### Task instructions
Repeat the data exactly. Pictures stay out.
*** Begin section ***
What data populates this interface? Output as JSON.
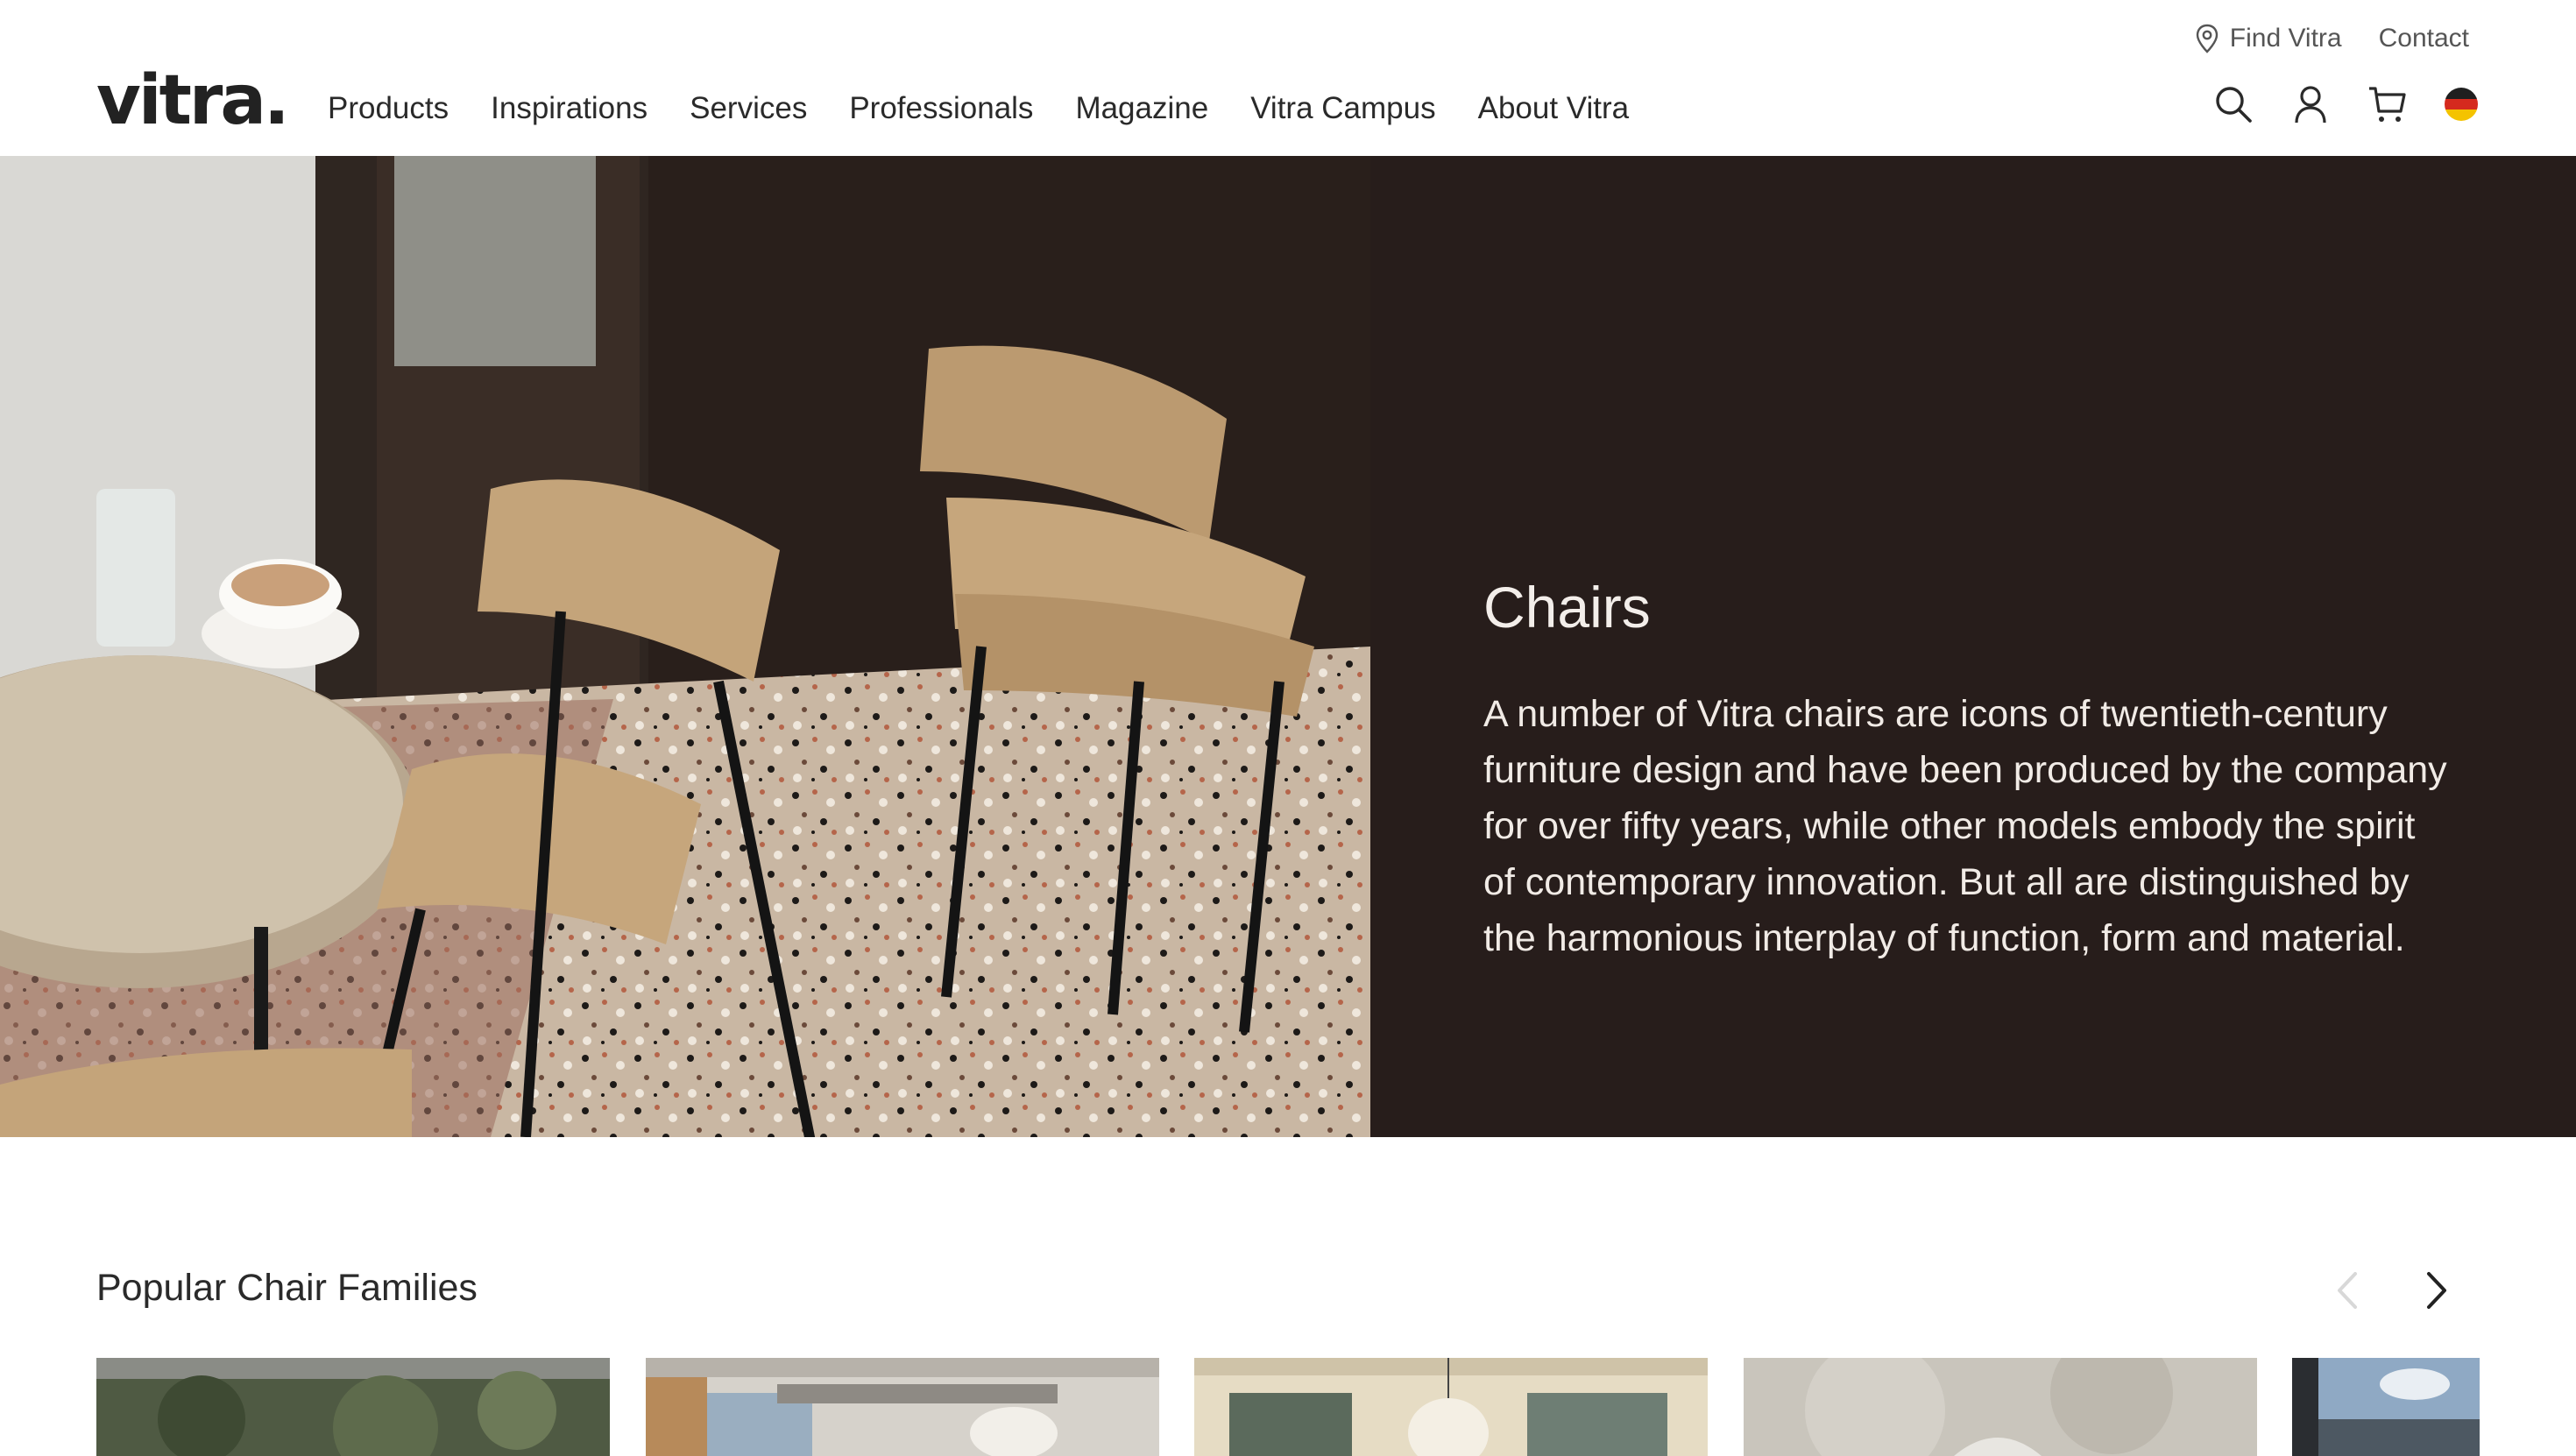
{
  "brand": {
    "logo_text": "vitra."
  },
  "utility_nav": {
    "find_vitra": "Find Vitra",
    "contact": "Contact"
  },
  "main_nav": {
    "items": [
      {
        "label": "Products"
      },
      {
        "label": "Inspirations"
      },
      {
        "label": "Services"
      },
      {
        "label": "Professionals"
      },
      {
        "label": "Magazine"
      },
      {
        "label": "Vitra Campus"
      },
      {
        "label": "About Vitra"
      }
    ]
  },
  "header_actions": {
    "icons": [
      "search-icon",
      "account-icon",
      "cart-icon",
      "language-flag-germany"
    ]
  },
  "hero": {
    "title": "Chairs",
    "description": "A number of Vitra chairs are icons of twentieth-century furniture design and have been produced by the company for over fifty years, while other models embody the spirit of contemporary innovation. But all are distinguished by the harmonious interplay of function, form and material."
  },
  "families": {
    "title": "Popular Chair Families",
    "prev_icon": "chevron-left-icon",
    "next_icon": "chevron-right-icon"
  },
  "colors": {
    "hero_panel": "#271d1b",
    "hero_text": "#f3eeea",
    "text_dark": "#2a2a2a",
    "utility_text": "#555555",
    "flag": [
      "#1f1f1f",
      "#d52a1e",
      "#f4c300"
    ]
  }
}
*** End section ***
### Answer to this task
What data populates this interface? Output as JSON.
{
  "brand": {
    "logo_text": "vitra."
  },
  "utility_nav": {
    "find_vitra": "Find Vitra",
    "contact": "Contact"
  },
  "main_nav": {
    "items": [
      {
        "label": "Products"
      },
      {
        "label": "Inspirations"
      },
      {
        "label": "Services"
      },
      {
        "label": "Professionals"
      },
      {
        "label": "Magazine"
      },
      {
        "label": "Vitra Campus"
      },
      {
        "label": "About Vitra"
      }
    ]
  },
  "header_actions": {
    "icons": [
      "search-icon",
      "account-icon",
      "cart-icon",
      "language-flag-germany"
    ]
  },
  "hero": {
    "title": "Chairs",
    "description": "A number of Vitra chairs are icons of twentieth-century furniture design and have been produced by the company for over fifty years, while other models embody the spirit of contemporary innovation. But all are distinguished by the harmonious interplay of function, form and material."
  },
  "families": {
    "title": "Popular Chair Families",
    "prev_icon": "chevron-left-icon",
    "next_icon": "chevron-right-icon"
  },
  "colors": {
    "hero_panel": "#271d1b",
    "hero_text": "#f3eeea",
    "text_dark": "#2a2a2a",
    "utility_text": "#555555",
    "flag": [
      "#1f1f1f",
      "#d52a1e",
      "#f4c300"
    ]
  }
}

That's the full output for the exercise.